Work instruction:
Below are the records; copy every line in them that holds the string "active".

--- Stored data ---

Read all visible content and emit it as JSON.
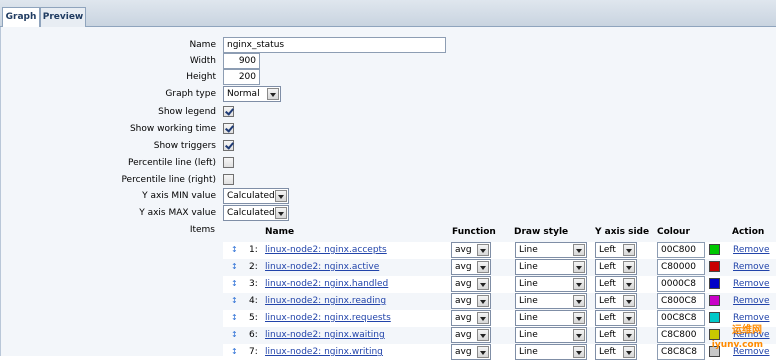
{
  "tabs": [
    {
      "label": "Graph",
      "active": true
    },
    {
      "label": "Preview",
      "active": false
    }
  ],
  "form": {
    "name": {
      "label": "Name",
      "value": "nginx_status"
    },
    "width": {
      "label": "Width",
      "value": "900"
    },
    "height": {
      "label": "Height",
      "value": "200"
    },
    "graph_type": {
      "label": "Graph type",
      "value": "Normal"
    },
    "show_legend": {
      "label": "Show legend",
      "checked": true
    },
    "show_working_time": {
      "label": "Show working time",
      "checked": true
    },
    "show_triggers": {
      "label": "Show triggers",
      "checked": true
    },
    "percentile_left": {
      "label": "Percentile line (left)",
      "checked": false
    },
    "percentile_right": {
      "label": "Percentile line (right)",
      "checked": false
    },
    "y_min": {
      "label": "Y axis MIN value",
      "value": "Calculated"
    },
    "y_max": {
      "label": "Y axis MAX value",
      "value": "Calculated"
    },
    "items_label": "Items"
  },
  "items_table": {
    "headers": {
      "name": "Name",
      "function": "Function",
      "draw_style": "Draw style",
      "y_axis_side": "Y axis side",
      "colour": "Colour",
      "action": "Action"
    },
    "rows": [
      {
        "num": "1:",
        "name": "linux-node2: nginx.accepts",
        "function": "avg",
        "draw_style": "Line",
        "y_axis_side": "Left",
        "colour": "00C800",
        "swatch": "#00c800",
        "action": "Remove"
      },
      {
        "num": "2:",
        "name": "linux-node2: nginx.active",
        "function": "avg",
        "draw_style": "Line",
        "y_axis_side": "Left",
        "colour": "C80000",
        "swatch": "#c80000",
        "action": "Remove"
      },
      {
        "num": "3:",
        "name": "linux-node2: nginx.handled",
        "function": "avg",
        "draw_style": "Line",
        "y_axis_side": "Left",
        "colour": "0000C8",
        "swatch": "#0000c8",
        "action": "Remove"
      },
      {
        "num": "4:",
        "name": "linux-node2: nginx.reading",
        "function": "avg",
        "draw_style": "Line",
        "y_axis_side": "Left",
        "colour": "C800C8",
        "swatch": "#c800c8",
        "action": "Remove"
      },
      {
        "num": "5:",
        "name": "linux-node2: nginx.requests",
        "function": "avg",
        "draw_style": "Line",
        "y_axis_side": "Left",
        "colour": "00C8C8",
        "swatch": "#00c8c8",
        "action": "Remove"
      },
      {
        "num": "6:",
        "name": "linux-node2: nginx.waiting",
        "function": "avg",
        "draw_style": "Line",
        "y_axis_side": "Left",
        "colour": "C8C800",
        "swatch": "#c8c800",
        "action": "Remove"
      },
      {
        "num": "7:",
        "name": "linux-node2: nginx.writing",
        "function": "avg",
        "draw_style": "Line",
        "y_axis_side": "Left",
        "colour": "C8C8C8",
        "swatch": "#c8c8c8",
        "action": "Remove"
      }
    ]
  },
  "watermark": {
    "text": "运维网",
    "sub": "iyunv.com"
  }
}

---

Task response:
      "active": true
      "active": false
        "name": "linux-node2: nginx.active",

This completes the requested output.